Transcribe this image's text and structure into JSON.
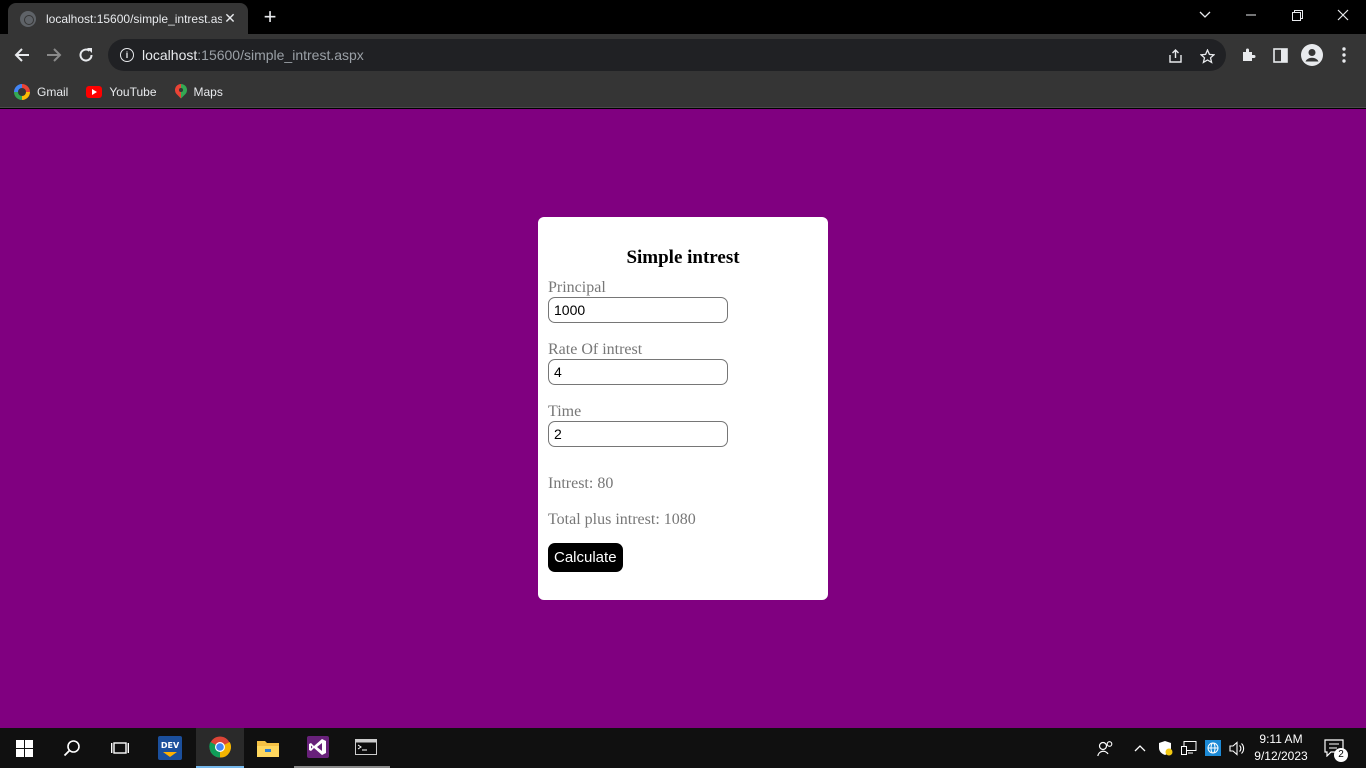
{
  "browser": {
    "tab_title": "localhost:15600/simple_intrest.aspx",
    "tab_close": "✕",
    "new_tab": "+",
    "url_host": "localhost",
    "url_path": ":15600/simple_intrest.aspx",
    "bookmarks": [
      {
        "label": "Gmail",
        "icon": "google-icon"
      },
      {
        "label": "YouTube",
        "icon": "youtube-icon"
      },
      {
        "label": "Maps",
        "icon": "maps-icon"
      }
    ]
  },
  "form": {
    "title": "Simple intrest",
    "principal_label": "Principal",
    "principal_value": "1000",
    "rate_label": "Rate Of intrest",
    "rate_value": "4",
    "time_label": "Time",
    "time_value": "2",
    "interest_result": "Intrest: 80",
    "total_result": "Total plus intrest: 1080",
    "calculate_label": "Calculate"
  },
  "taskbar": {
    "time": "9:11 AM",
    "date": "9/12/2023",
    "notification_count": "2"
  },
  "colors": {
    "page_background": "#800080",
    "card_background": "#ffffff",
    "button_background": "#000000"
  }
}
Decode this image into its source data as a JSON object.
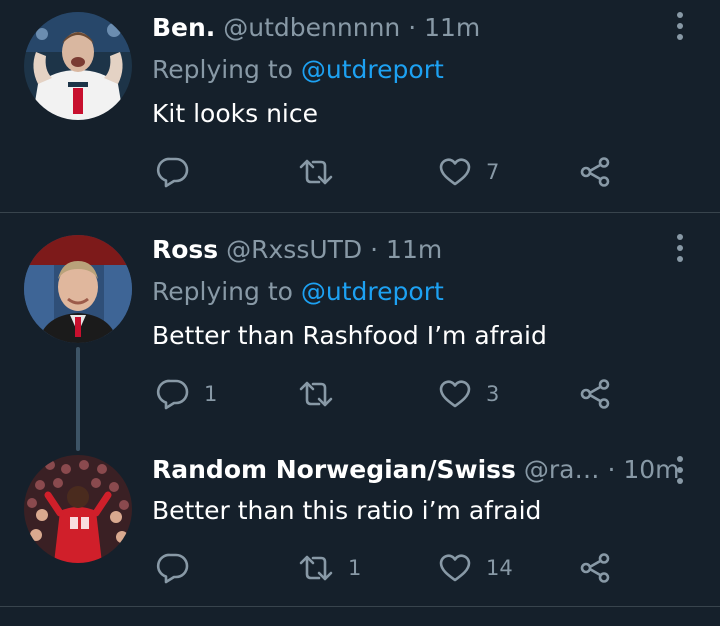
{
  "tweets": [
    {
      "name": "Ben.",
      "handle": "@utdbennnnn",
      "dot": "·",
      "time": "11m",
      "replying_label": "Replying to",
      "replying_to": "@utdreport",
      "text": "Kit looks nice",
      "replies": "",
      "retweets": "",
      "likes": "7"
    },
    {
      "name": "Ross",
      "handle": "@RxssUTD",
      "dot": "·",
      "time": "11m",
      "replying_label": "Replying to",
      "replying_to": "@utdreport",
      "text": "Better than Rashfood I’m afraid",
      "replies": "1",
      "retweets": "",
      "likes": "3"
    },
    {
      "name": "Random Norwegian/Swiss",
      "handle": "@ra…",
      "dot": "·",
      "time": "10m",
      "text": "Better than this ratio i’m afraid",
      "replies": "",
      "retweets": "1",
      "likes": "14"
    }
  ],
  "icons": {
    "reply": "reply-icon",
    "retweet": "retweet-icon",
    "like": "heart-icon",
    "share": "share-icon",
    "more": "more-vertical-icon"
  },
  "colors": {
    "background": "#15202b",
    "secondary_text": "#8899a6",
    "link": "#1da1f2",
    "divider": "#38444d",
    "thread_line": "#3d5466"
  }
}
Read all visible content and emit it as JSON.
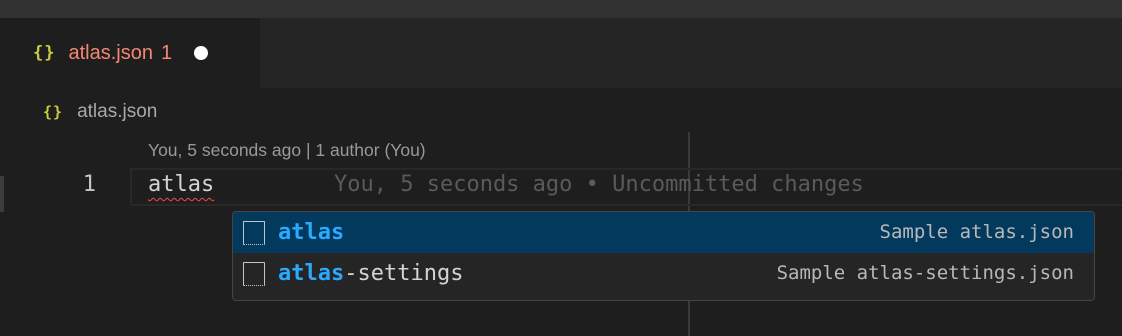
{
  "tab": {
    "icon": "{}",
    "name": "atlas.json",
    "problems": "1"
  },
  "breadcrumb": {
    "icon": "{}",
    "label": "atlas.json"
  },
  "editor": {
    "codelens": "You, 5 seconds ago | 1 author (You)",
    "line_number": "1",
    "code": "atlas",
    "blame": "You, 5 seconds ago • Uncommitted changes"
  },
  "suggestions": [
    {
      "match": "atlas",
      "rest": "",
      "detail": "Sample atlas.json"
    },
    {
      "match": "atlas",
      "rest": "-settings",
      "detail": "Sample atlas-settings.json"
    }
  ],
  "icons": {
    "file_icon": "json-braces-icon",
    "dirty": "unsaved-dot-icon",
    "suggestion_kind": "snippet-icon"
  },
  "colors": {
    "tab_error": "#f48771",
    "braces": "#cbcb41",
    "match_highlight": "#2aaaff",
    "selection": "#04395e"
  }
}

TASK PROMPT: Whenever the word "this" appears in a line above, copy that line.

ANSWER AREA:
Transcribe this image's text and structure into JSON.
Decode this image into its source data as a JSON object.
      "text": "Better than this ratio i’m afraid",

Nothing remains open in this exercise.